%%

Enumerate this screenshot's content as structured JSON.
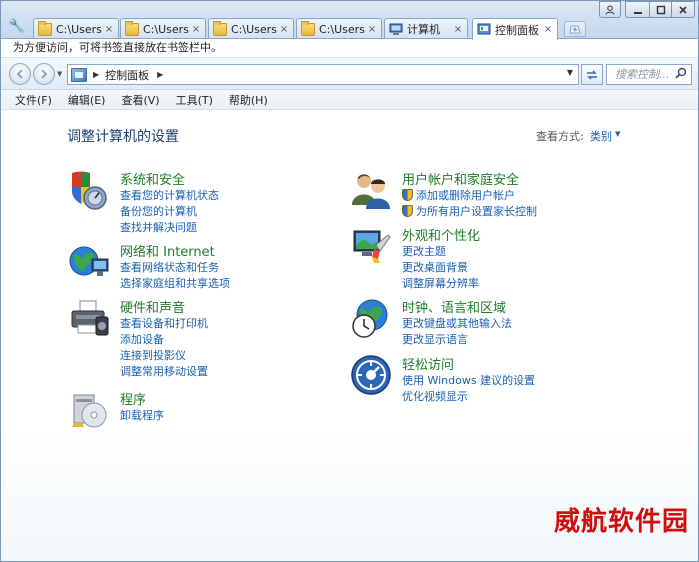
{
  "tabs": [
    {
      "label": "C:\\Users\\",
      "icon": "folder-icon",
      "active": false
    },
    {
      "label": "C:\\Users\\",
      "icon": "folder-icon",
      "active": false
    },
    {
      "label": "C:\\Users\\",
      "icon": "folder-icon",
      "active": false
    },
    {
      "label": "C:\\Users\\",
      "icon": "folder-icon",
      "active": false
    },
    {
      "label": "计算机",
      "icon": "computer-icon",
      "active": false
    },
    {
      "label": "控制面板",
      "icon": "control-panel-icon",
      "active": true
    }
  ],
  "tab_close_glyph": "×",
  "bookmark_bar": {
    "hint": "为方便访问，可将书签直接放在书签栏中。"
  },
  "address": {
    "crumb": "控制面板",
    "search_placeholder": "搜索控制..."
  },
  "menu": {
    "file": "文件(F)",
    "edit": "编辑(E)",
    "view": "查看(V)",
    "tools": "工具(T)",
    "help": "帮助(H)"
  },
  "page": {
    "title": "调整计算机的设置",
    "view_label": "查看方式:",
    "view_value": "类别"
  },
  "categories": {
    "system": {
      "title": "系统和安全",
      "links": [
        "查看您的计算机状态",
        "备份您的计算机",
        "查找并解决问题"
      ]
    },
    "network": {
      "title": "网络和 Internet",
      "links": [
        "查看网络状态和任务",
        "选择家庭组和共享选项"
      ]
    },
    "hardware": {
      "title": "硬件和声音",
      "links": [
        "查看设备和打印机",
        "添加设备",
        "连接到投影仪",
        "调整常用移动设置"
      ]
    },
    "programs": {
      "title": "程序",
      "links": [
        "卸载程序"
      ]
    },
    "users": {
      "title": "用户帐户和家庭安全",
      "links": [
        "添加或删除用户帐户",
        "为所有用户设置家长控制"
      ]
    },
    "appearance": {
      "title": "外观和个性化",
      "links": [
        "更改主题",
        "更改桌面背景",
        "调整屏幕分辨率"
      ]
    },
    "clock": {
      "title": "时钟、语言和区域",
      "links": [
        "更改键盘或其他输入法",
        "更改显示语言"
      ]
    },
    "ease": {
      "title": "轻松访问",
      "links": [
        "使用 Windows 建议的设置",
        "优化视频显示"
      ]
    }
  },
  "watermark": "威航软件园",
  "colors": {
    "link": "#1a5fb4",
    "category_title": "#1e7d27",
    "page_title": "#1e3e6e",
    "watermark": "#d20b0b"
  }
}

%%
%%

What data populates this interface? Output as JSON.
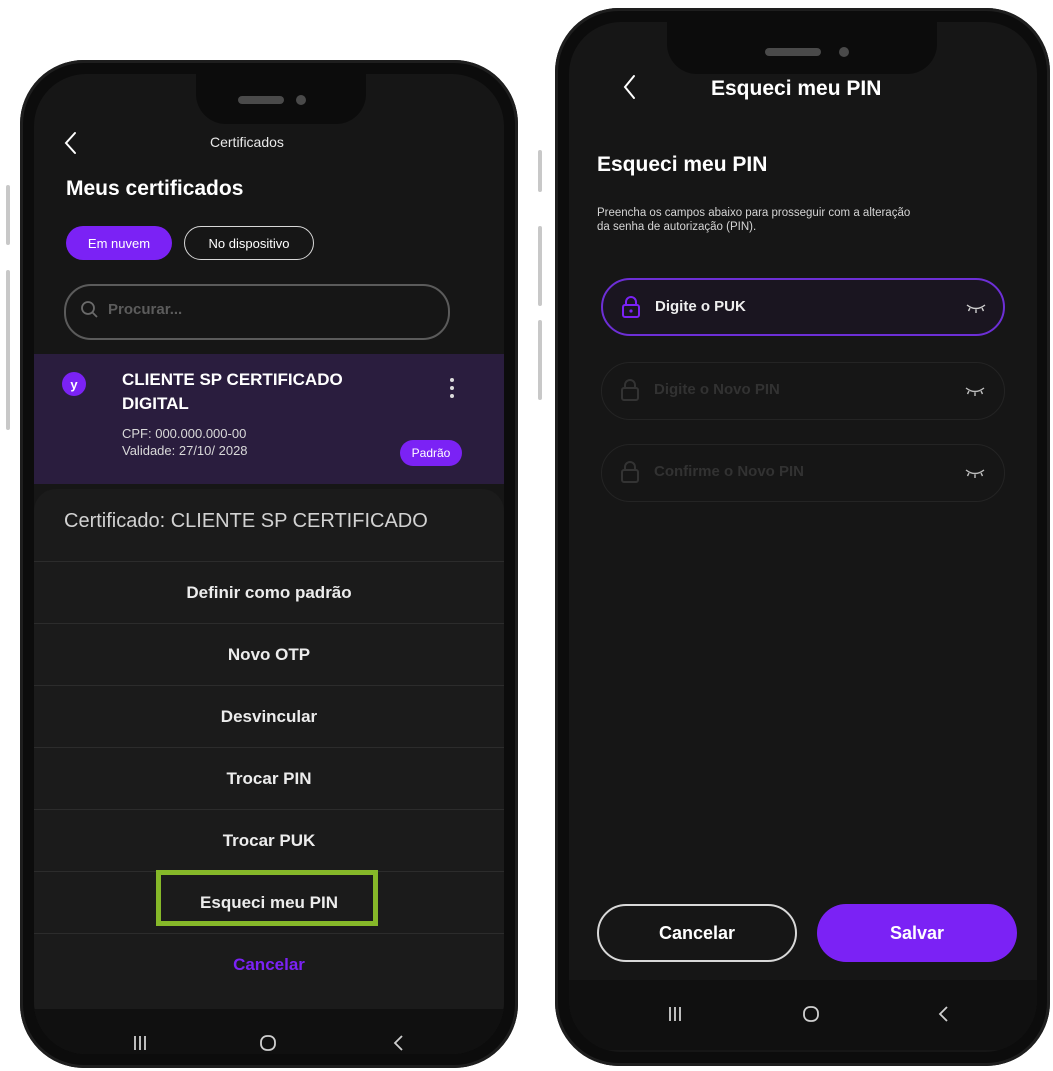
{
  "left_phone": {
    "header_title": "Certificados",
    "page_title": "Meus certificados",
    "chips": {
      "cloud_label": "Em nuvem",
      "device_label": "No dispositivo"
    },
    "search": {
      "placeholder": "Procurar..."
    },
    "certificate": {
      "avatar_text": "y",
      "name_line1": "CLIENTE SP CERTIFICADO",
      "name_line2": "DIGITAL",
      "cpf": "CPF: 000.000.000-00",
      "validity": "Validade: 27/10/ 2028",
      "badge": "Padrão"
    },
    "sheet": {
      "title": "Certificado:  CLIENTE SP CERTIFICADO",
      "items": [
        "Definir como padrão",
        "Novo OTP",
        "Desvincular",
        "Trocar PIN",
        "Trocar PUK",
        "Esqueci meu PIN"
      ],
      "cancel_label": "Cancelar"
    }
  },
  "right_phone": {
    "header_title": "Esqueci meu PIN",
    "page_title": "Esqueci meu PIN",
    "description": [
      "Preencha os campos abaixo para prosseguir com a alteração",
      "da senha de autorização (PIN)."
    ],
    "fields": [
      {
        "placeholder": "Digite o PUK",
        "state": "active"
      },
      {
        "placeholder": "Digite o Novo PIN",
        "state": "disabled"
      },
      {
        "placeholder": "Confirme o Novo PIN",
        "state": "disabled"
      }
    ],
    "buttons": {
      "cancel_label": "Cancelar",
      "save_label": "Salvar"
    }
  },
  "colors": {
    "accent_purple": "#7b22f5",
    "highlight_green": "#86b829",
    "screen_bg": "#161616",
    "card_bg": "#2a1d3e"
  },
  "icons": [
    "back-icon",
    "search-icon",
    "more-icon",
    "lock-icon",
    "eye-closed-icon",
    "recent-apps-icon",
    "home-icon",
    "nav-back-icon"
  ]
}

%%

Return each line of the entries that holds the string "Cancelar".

      "cancel_label": "Cancelar"
      "cancel_label": "Cancelar",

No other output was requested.